With interest rates continuing to hover in the basement, investors looking for income have had to scour all sorts of asset classes in order to get their yield fix. From real estate investment trusts (REITs) to convertible bonds, nothing seems to be off-limits in the quest for yield. One of the biggest beneficiaries of investor’s newfound hunt for income has been master limited partnerships (MLPs)
The key is that due to their tax structure MLPs are required to pay most of their cash flows back to investors in the form of juicy distributions. Just how juicy? Try the 5% to 9% range on average. That fact has made them a great place to find relatively stable and steady income in the current environment.
But even investors who aren’t looking for income may want to consider MLPs. They are total return machines.
Total returns for MLPs have pretty much destroyed almost every asset class — from stocks to bonds — over the last 10 years. For investors, adding a dose of MLPs could be one of the biggest wealth creators for their long-term portfolios.
MLPs’ Primetime Performance
Back in the 1980s — in an effort to boost dwindling energy infrastructure investment — congress tweaked the tax code so that firms engaged in the “exploration & production, development, mining, refining, transportation or the marketing of any mineral or natural resource” could set up an MLP and pay no corporate tax on the assets in the vehicle.
Designed as “pass-through entities” — similar to REITs — MLPs by definition are required to pay large distributions to their unit holders. The general partner (GP) or sponsoring firm of the MLP, receives tax benefits by “dropping down” assets and dividends via the units it owns and incentive distribution rights (IDRs) from the MLP.
For an income point of view, the tax-structure is amazing. But from a total return point of view, it’s even more amazing
That’s because the majority of MLP cash flows are based on the volume of oil or gas that flows through their pipes — independent of the value of that liquid. With more and more energy activity happening in the U.S., demand for MLPs pipelines, gathering and processing facilities has exploded. That demand has pushed up cash flows on average. Since 2001, distribution growth for MLPs has averaged 7.8%. That’s about 3.4 times greater than rates of inflation and rising interest rates.
And over time, investors have continued to flock towards MLPs for those steadily rising cash flows.
Over the last 10 years — the sector benchmark Alerian MLP Index has managed to rise 149.9% on a price basis. Adding in dividends to that equation, and the Alerian surged forward nearly 365% higher.

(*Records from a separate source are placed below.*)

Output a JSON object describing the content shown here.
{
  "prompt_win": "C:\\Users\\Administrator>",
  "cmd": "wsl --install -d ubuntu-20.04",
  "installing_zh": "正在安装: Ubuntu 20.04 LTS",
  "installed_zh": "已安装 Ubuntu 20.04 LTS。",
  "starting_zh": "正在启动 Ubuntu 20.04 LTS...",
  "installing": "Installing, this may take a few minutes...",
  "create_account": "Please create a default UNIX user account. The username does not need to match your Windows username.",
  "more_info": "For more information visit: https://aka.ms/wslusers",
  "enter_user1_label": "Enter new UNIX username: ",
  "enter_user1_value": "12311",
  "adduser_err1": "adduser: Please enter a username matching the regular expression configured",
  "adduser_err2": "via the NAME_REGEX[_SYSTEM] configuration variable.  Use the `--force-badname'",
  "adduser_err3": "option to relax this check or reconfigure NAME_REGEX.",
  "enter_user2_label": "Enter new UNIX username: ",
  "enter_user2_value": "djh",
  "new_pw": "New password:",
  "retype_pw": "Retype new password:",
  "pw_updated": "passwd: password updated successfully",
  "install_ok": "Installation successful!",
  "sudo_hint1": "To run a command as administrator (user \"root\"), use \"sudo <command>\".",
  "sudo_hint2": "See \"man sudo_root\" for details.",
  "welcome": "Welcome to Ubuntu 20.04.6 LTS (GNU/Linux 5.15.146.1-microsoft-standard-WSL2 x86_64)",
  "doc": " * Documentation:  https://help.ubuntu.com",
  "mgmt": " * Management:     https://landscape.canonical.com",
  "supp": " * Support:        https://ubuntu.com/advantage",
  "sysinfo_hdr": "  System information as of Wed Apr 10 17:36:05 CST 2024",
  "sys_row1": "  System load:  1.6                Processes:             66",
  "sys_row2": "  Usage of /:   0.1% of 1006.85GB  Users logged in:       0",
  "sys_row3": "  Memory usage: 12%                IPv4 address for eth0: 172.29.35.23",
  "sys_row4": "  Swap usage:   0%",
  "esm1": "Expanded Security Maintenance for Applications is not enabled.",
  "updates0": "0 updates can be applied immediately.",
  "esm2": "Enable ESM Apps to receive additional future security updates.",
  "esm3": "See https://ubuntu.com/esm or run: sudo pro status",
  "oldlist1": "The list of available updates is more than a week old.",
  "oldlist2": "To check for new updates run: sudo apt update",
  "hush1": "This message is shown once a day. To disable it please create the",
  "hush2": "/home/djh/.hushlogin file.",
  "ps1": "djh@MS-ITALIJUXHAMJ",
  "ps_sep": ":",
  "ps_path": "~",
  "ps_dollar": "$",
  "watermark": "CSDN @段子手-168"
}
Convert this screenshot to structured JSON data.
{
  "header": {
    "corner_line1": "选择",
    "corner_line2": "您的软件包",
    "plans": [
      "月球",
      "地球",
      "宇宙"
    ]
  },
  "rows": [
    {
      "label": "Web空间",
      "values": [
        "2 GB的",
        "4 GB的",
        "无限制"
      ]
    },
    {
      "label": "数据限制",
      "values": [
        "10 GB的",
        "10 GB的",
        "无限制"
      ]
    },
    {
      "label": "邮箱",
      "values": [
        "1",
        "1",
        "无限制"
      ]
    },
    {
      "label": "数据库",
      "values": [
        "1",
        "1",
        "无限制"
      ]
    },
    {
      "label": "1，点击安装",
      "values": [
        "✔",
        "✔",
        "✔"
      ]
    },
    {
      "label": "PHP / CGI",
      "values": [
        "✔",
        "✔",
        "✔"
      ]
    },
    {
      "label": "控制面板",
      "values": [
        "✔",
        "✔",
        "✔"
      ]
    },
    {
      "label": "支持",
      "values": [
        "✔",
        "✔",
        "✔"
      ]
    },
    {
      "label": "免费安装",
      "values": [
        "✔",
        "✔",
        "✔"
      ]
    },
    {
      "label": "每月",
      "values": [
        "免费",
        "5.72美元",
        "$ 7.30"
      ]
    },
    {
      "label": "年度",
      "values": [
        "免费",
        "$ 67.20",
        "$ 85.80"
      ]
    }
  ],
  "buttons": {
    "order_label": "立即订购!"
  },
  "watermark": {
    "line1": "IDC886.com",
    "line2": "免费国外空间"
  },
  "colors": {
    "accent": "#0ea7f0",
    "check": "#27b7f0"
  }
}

That works out to be an annual average return of around 15% per year. The venerable S&P 500 only managed to clock in with 2.1% return in that time. Even REITs — MLPs most likely competitor — only managed to produce an 8.2% annual total return during the last 10 years.
Adding Some MLP Muscle
And with America’s energy renaissance still in the third inning or so, total returns for MLPs should keep cooking for quite a while. That means investors not looking for income should consider adding the asset class to a portfolio.
The easiest way could be through the $8 billion ALPS Alerian MLP ETF (AMLP). The exchange-traded fund tracks the aforementioned Alerian index. This includes exposure to top MLPs like Kinder Morgan Energy Partners (KMP) and Enterprise Products Partners (EPD).
However, getting the exact return of the AMZ with AMLP is bit tricky. The problem is that due to regulation, mutual funds and ETFs are only allowed to hold 25% of their portfolios in MLPs. That means AMLP is actually structured as a corporation. And because of that, AMLP must pay corporate taxes on its holdings. It also causes AMLP to underperform its index by a decent margin and leads to an expense ratio of about 4.75% — or $475 per $10,000 invested.
Nonetheless, AMLP has managed to put up a nearly 50% total return since its inception since the summer of 2010. The other popular choice — the JPMorgan Alerian MLP Index ETN (AMJ) — isn’t great, either. Because it can no longer create shares, AMJ currently trades at premium to what the actual shares are worth. Investors are essentially paying more for less.
Another choice — one that’s pretty much ignored by investors — is the exchange-traded note UBS E-TRACS Alerian MLP Index ETN (AMU). As an ETN, AMU doesn’t feature the tracking error that AMLP has, but gives exposure to the benchmark MLP’s index. As such, it has pretty much tracked the AMZ — minus its 0.8% expense ratio — quite well. However, AMU isn’t perfect, either. ETN investors are subject to the credit risk of the underlying issuer. In this case investment bank UBS (UBS).
The bottom line: Even if you’re not a dividend hunter, MLPs belong in your portfolio. As a total return element, they simply can’t be beat. Over the last decade, they’ve managed to crush almost every asset class. And with energy resurgence still going strong in the U.S. that total return should keep on coming.
As of this writing, Aaron Levitt did not hold a position in any of the aforementioned securities.